Which means Williams' leaving – and his appointment – was personal. Both should be of concern. Clark shouldn't have appointed him because he was a friend and it's just as wrong for Key to remove him – or pressure him to leave – because he is an enemy. We don't have a tradition like the US system whereby the President rewards thousands of people – often financial backers – with government appointments and ambassadorships in far flung places such as, er, New Zealand. And we don't want one.
Sure, there has always been a level of patronage involved, sometimes subtle, sometimes not. Just look at Williams' appointment to the board of Transit New Zealand back in 2000. National said it was "pork barrel politics". The Herald at the time quoted then-Transport minister Mark Gosche:
"We've made a lot of appointments regardless of politics ... People's politics shouldn't disqualify them from these positions," he said.
"National seems to have forgotten about the Lotteries Commission and other boards."
(The previous Government appointed its former party president Geoff Thompson as chairman of the Lotteries Commission. A party office holder and National election candidate was also on the board. They were not re-appointed by the present Government.)
So yes, there has been patronage practised by both stripes of government. Further, the immediate-past Labour government was hardly subtle in the way it stacked boards a few months ago before the election. Most notably, former Labour list MP Dianne Yates was appointed to four boards in a terrible act of cronyism. Back in July the DomPost quoted a "Labour insider" saying it was the price to pay for getting another Samoan (Su'a William Sio) into parliament. Ok, there's Real Politik, but that's disgraceful.

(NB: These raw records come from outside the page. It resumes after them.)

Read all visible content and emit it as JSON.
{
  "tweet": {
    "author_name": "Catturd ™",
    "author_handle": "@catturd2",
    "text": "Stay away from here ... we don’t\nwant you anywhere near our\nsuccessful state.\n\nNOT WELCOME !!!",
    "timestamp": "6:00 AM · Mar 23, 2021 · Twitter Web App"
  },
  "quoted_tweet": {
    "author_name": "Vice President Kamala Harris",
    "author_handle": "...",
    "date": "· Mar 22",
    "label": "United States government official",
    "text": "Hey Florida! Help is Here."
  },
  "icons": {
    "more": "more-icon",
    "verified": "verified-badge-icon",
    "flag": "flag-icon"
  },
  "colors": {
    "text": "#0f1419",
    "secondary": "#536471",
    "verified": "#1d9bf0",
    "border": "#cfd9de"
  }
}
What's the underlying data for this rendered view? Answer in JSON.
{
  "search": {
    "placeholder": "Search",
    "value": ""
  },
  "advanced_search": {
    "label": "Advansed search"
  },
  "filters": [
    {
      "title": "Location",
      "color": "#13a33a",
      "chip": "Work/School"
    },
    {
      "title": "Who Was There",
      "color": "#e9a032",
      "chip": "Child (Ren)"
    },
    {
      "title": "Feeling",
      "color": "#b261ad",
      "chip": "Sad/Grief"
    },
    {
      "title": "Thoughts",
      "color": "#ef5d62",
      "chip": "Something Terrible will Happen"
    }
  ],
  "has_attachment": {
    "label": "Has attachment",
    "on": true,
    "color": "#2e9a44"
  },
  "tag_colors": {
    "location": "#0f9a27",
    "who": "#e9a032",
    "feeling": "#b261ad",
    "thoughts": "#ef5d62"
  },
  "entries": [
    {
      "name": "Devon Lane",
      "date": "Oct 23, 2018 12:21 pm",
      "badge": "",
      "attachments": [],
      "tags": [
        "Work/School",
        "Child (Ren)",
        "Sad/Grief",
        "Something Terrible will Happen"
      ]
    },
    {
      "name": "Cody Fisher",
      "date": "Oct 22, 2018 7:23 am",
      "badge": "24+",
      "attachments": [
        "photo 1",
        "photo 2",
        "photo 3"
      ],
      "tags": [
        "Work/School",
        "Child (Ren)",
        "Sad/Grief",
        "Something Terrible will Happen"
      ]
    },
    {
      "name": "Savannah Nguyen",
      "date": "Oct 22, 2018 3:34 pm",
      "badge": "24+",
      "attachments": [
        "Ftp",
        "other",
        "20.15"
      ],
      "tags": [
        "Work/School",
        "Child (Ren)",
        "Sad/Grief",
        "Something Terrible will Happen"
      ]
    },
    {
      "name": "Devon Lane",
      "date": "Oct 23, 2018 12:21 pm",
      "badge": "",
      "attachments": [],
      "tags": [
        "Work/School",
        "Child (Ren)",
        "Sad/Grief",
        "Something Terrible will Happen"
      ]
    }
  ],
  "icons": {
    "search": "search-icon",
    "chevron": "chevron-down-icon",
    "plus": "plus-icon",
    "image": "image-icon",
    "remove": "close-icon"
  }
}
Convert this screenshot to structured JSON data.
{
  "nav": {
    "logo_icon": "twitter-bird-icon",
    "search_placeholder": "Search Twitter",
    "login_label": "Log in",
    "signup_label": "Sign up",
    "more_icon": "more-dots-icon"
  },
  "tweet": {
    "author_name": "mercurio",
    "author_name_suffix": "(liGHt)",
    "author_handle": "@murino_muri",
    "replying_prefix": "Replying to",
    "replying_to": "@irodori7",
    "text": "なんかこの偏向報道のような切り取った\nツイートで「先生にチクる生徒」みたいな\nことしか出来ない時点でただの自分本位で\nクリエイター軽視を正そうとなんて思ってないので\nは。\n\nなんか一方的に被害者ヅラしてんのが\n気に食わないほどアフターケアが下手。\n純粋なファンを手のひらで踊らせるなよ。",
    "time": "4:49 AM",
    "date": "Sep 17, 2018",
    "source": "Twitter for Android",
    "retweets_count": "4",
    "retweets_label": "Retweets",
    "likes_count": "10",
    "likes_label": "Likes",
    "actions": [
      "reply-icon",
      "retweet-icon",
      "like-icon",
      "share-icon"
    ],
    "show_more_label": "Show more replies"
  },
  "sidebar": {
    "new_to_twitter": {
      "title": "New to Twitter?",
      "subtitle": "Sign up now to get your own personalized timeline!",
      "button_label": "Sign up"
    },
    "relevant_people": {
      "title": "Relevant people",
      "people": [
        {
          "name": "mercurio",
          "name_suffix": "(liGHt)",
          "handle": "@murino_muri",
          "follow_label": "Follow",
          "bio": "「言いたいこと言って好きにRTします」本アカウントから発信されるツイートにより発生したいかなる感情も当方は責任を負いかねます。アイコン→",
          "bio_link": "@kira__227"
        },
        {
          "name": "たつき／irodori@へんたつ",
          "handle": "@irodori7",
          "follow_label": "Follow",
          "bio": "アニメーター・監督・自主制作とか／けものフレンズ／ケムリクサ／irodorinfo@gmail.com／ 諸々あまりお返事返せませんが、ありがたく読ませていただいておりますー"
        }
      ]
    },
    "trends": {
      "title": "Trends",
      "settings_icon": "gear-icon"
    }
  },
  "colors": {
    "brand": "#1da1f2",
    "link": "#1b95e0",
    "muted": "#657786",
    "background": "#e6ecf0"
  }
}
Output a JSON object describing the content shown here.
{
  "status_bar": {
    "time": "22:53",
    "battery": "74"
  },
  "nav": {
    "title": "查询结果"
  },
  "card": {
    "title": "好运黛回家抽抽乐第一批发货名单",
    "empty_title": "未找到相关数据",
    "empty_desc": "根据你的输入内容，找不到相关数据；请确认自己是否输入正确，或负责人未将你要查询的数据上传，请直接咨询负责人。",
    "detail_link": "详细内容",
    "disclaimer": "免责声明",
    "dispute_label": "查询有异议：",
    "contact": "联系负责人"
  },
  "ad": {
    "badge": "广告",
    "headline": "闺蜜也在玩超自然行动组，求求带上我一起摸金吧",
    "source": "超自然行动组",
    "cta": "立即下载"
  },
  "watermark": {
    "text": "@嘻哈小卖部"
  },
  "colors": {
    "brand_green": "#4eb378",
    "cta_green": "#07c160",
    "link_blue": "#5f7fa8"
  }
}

So I hope John Key is serious when he talks about appointing people on merit alone. He said on Agenda yesterday, "I think you can expect to see us follow through on that". I sure hope so. Perhaps an utterly independent appointment board, Prime Minister, removing it entirely from political hands?